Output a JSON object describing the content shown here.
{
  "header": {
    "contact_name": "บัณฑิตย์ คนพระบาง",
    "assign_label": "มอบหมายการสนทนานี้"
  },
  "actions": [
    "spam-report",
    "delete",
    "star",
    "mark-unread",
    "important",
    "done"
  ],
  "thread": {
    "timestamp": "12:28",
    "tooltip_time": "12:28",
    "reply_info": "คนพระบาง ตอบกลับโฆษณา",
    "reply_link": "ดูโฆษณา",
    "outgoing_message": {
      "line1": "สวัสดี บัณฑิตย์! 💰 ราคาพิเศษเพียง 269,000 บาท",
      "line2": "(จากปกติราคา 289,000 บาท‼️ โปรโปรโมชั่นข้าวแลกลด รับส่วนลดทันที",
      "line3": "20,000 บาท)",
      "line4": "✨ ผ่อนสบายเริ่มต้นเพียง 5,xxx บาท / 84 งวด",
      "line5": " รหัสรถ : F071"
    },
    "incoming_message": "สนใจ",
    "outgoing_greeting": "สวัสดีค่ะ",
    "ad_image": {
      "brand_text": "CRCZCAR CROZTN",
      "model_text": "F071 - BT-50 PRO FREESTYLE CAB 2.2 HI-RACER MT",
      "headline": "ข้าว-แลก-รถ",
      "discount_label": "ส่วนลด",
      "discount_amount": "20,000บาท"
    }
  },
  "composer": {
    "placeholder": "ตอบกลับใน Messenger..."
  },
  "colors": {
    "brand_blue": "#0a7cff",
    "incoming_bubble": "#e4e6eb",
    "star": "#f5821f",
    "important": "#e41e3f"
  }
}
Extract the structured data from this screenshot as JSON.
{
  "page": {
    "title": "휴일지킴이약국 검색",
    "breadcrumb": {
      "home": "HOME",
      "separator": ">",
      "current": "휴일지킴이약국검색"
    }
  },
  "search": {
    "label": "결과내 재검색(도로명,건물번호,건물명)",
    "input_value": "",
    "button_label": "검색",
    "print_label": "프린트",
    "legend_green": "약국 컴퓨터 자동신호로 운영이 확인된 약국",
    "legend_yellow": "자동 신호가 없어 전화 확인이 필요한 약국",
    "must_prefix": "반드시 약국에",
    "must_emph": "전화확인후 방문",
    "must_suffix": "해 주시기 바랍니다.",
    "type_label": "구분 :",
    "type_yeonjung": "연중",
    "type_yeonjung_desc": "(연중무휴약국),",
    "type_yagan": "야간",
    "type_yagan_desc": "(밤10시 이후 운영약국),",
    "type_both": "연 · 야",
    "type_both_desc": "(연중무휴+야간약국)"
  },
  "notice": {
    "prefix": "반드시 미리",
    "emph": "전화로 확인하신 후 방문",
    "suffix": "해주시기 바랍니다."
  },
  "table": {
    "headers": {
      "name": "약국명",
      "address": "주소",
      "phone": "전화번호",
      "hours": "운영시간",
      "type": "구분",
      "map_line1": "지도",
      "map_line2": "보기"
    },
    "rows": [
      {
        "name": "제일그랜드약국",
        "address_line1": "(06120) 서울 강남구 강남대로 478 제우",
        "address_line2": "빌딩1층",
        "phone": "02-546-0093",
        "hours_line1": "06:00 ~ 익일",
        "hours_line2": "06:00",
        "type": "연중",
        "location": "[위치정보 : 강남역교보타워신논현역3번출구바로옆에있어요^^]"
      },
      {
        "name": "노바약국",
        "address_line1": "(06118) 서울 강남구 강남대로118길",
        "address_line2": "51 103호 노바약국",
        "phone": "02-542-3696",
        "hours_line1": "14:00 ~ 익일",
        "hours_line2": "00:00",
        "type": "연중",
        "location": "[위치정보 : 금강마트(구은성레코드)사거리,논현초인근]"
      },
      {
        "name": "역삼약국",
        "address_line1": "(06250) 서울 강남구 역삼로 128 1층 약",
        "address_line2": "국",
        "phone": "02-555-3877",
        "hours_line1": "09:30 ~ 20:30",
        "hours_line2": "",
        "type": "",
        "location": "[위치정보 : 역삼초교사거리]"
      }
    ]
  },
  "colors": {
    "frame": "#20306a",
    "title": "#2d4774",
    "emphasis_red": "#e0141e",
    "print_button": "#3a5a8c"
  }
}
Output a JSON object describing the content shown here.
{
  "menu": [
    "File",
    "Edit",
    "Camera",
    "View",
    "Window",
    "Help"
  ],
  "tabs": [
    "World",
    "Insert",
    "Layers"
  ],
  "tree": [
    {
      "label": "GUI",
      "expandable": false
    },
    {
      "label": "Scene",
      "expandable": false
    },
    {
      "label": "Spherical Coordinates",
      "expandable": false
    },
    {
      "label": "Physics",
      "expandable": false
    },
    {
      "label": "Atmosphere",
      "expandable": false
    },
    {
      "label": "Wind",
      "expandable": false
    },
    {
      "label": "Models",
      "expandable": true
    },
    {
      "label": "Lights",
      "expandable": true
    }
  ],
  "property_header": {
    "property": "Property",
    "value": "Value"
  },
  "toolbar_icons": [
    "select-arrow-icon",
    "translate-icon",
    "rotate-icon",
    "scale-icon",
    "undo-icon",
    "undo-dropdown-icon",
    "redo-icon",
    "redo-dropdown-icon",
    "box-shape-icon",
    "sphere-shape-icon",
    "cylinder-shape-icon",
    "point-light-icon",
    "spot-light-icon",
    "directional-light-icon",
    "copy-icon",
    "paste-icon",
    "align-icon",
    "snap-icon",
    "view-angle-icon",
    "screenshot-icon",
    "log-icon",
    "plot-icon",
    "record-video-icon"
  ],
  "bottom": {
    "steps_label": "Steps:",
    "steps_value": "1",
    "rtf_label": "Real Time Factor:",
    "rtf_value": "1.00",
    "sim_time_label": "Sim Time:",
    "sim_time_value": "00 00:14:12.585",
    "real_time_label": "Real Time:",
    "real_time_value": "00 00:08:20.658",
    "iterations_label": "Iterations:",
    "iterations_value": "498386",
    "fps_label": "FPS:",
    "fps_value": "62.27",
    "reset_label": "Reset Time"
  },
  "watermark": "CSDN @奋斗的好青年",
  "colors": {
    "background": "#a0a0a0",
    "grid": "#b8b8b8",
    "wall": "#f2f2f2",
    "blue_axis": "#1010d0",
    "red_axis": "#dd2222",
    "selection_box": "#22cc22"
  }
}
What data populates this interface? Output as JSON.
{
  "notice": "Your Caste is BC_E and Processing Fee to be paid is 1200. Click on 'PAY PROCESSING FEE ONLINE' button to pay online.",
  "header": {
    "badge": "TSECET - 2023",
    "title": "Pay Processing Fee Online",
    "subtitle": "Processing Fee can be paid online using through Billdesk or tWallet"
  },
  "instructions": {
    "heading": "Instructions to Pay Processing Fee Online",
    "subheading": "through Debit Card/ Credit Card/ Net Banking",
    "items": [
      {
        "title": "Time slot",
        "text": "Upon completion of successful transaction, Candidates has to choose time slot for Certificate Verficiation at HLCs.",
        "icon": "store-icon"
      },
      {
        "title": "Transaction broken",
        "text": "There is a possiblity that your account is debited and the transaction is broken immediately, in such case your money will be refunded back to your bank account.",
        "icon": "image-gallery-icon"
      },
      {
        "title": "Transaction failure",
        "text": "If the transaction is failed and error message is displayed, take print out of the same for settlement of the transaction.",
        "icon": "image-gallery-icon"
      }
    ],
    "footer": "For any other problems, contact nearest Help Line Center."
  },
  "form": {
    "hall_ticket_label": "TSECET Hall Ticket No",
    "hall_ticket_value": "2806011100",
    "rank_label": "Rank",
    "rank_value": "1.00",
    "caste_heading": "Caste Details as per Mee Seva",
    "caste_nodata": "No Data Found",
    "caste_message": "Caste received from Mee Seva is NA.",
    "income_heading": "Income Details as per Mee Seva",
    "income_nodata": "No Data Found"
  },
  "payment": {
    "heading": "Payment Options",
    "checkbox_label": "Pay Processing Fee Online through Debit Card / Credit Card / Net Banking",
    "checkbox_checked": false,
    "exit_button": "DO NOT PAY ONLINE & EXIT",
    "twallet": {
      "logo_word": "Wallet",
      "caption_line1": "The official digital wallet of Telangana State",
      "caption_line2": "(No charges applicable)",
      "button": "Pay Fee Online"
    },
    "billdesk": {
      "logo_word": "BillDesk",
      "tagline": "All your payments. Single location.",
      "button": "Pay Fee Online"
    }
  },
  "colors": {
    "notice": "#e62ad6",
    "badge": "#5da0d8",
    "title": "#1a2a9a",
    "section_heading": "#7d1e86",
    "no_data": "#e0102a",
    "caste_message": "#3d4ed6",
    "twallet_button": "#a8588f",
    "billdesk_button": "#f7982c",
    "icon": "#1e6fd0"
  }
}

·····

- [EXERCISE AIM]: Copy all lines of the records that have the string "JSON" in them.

- [YOUR SOLUTION]:
Output a JSON object describing the content shown here.
Extract the structured data from this screenshot as JSON.
Output a JSON object describing the content shown here.
What data populates this interface? Output as JSON.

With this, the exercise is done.